[Data entries]:
◇ ◇ ◇ ◇ ◇ ◇ ◇

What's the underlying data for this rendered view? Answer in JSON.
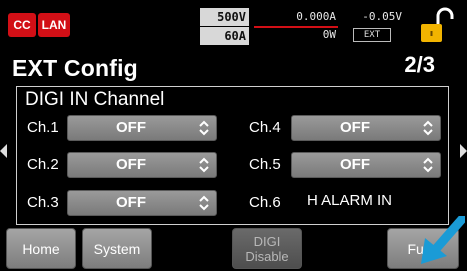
{
  "status": {
    "cc_tag": "CC",
    "lan_tag": "LAN",
    "rated_voltage": "500V",
    "rated_current": "60A",
    "current_readout": "0.000A",
    "power_readout": "0W",
    "voltage_readout": "-0.05V",
    "ext_indicator": "EXT",
    "lock_icon": "padlock-unlocked-icon"
  },
  "header": {
    "title": "EXT Config",
    "page": "2/3"
  },
  "panel": {
    "heading": "DIGI IN Channel",
    "channels": [
      {
        "label": "Ch.1",
        "value": "OFF"
      },
      {
        "label": "Ch.2",
        "value": "OFF"
      },
      {
        "label": "Ch.3",
        "value": "OFF"
      },
      {
        "label": "Ch.4",
        "value": "OFF"
      },
      {
        "label": "Ch.5",
        "value": "OFF"
      },
      {
        "label": "Ch.6",
        "value": "H ALARM IN"
      }
    ]
  },
  "buttons": {
    "home": "Home",
    "system": "System",
    "digi_disable_line1": "DIGI",
    "digi_disable_line2": "Disable",
    "func": "Func"
  },
  "colors": {
    "alert_red": "#d20f16",
    "lock_yellow": "#f2b400",
    "pointer_blue": "#1a9bd6"
  }
}
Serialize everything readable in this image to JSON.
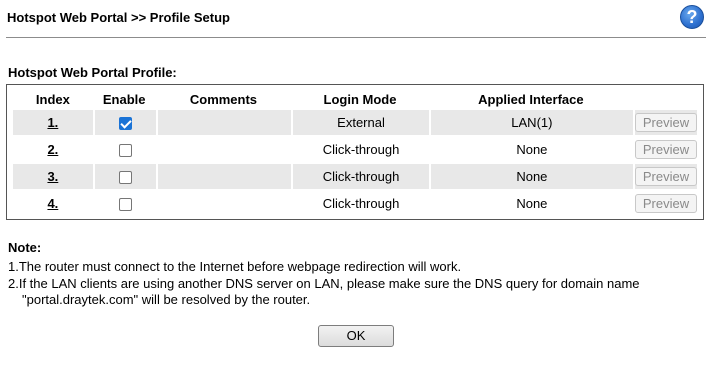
{
  "header": {
    "title": "Hotspot Web Portal >> Profile Setup",
    "help_symbol": "?"
  },
  "section": {
    "label": "Hotspot Web Portal Profile:"
  },
  "table": {
    "columns": [
      "Index",
      "Enable",
      "Comments",
      "Login Mode",
      "Applied Interface",
      ""
    ],
    "rows": [
      {
        "index": "1.",
        "enabled": true,
        "comments": "",
        "login_mode": "External",
        "applied_interface": "LAN(1)",
        "preview": "Preview"
      },
      {
        "index": "2.",
        "enabled": false,
        "comments": "",
        "login_mode": "Click-through",
        "applied_interface": "None",
        "preview": "Preview"
      },
      {
        "index": "3.",
        "enabled": false,
        "comments": "",
        "login_mode": "Click-through",
        "applied_interface": "None",
        "preview": "Preview"
      },
      {
        "index": "4.",
        "enabled": false,
        "comments": "",
        "login_mode": "Click-through",
        "applied_interface": "None",
        "preview": "Preview"
      }
    ]
  },
  "note": {
    "title": "Note:",
    "line1": "1.The router must connect to the Internet before webpage redirection will work.",
    "line2": "2.If the LAN clients are using another DNS server on LAN, please make sure the DNS query for domain name",
    "line2_cont": "\"portal.draytek.com\" will be resolved by the router."
  },
  "ok_label": "OK",
  "colors": {
    "row_shade": "#e8e8e8",
    "checkbox_checked": "#1a73d6",
    "help_icon": "#2c6fcf"
  }
}
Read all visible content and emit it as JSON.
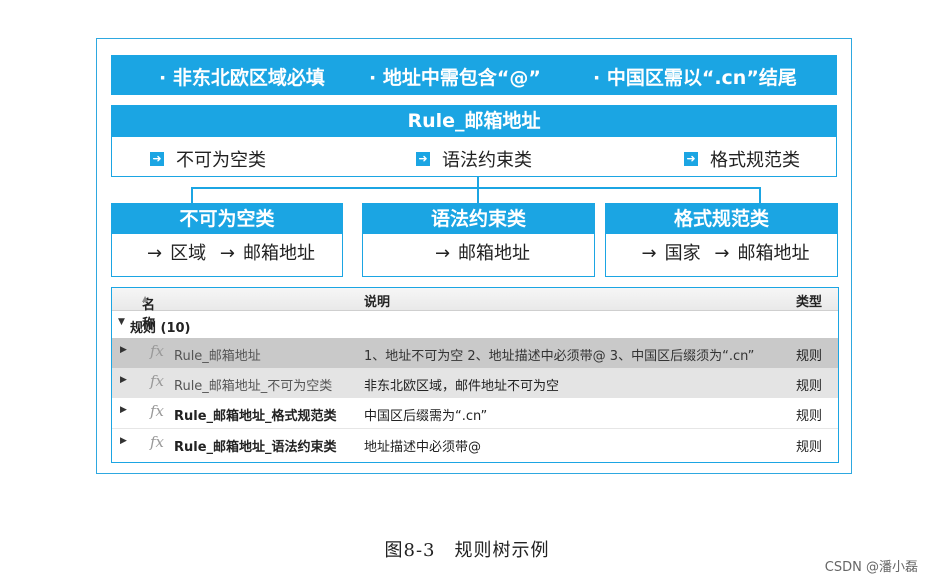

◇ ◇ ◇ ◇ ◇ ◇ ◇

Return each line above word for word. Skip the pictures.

[Answer space]:
What's the underlying data for this rendered view? Answer in JSON.
{
  "status": {
    "cc_tag": "CC",
    "lan_tag": "LAN",
    "rated_voltage": "500V",
    "rated_current": "60A",
    "current_readout": "0.000A",
    "power_readout": "0W",
    "voltage_readout": "-0.05V",
    "ext_indicator": "EXT",
    "lock_icon": "padlock-unlocked-icon"
  },
  "header": {
    "title": "EXT Config",
    "page": "2/3"
  },
  "panel": {
    "heading": "DIGI IN Channel",
    "channels": [
      {
        "label": "Ch.1",
        "value": "OFF"
      },
      {
        "label": "Ch.2",
        "value": "OFF"
      },
      {
        "label": "Ch.3",
        "value": "OFF"
      },
      {
        "label": "Ch.4",
        "value": "OFF"
      },
      {
        "label": "Ch.5",
        "value": "OFF"
      },
      {
        "label": "Ch.6",
        "value": "H ALARM IN"
      }
    ]
  },
  "buttons": {
    "home": "Home",
    "system": "System",
    "digi_disable_line1": "DIGI",
    "digi_disable_line2": "Disable",
    "func": "Func"
  },
  "colors": {
    "alert_red": "#d20f16",
    "lock_yellow": "#f2b400",
    "pointer_blue": "#1a9bd6"
  }
}
Serialize everything readable in this image to JSON.
{
  "header": {
    "title": "Hotspot Web Portal >> Profile Setup",
    "help_symbol": "?"
  },
  "section": {
    "label": "Hotspot Web Portal Profile:"
  },
  "table": {
    "columns": [
      "Index",
      "Enable",
      "Comments",
      "Login Mode",
      "Applied Interface",
      ""
    ],
    "rows": [
      {
        "index": "1.",
        "enabled": true,
        "comments": "",
        "login_mode": "External",
        "applied_interface": "LAN(1)",
        "preview": "Preview"
      },
      {
        "index": "2.",
        "enabled": false,
        "comments": "",
        "login_mode": "Click-through",
        "applied_interface": "None",
        "preview": "Preview"
      },
      {
        "index": "3.",
        "enabled": false,
        "comments": "",
        "login_mode": "Click-through",
        "applied_interface": "None",
        "preview": "Preview"
      },
      {
        "index": "4.",
        "enabled": false,
        "comments": "",
        "login_mode": "Click-through",
        "applied_interface": "None",
        "preview": "Preview"
      }
    ]
  },
  "note": {
    "title": "Note:",
    "line1": "1.The router must connect to the Internet before webpage redirection will work.",
    "line2": "2.If the LAN clients are using another DNS server on LAN, please make sure the DNS query for domain name",
    "line2_cont": "\"portal.draytek.com\" will be resolved by the router."
  },
  "ok_label": "OK",
  "colors": {
    "row_shade": "#e8e8e8",
    "checkbox_checked": "#1a73d6",
    "help_icon": "#2c6fcf"
  }
}
Read all visible content and emit it as JSON.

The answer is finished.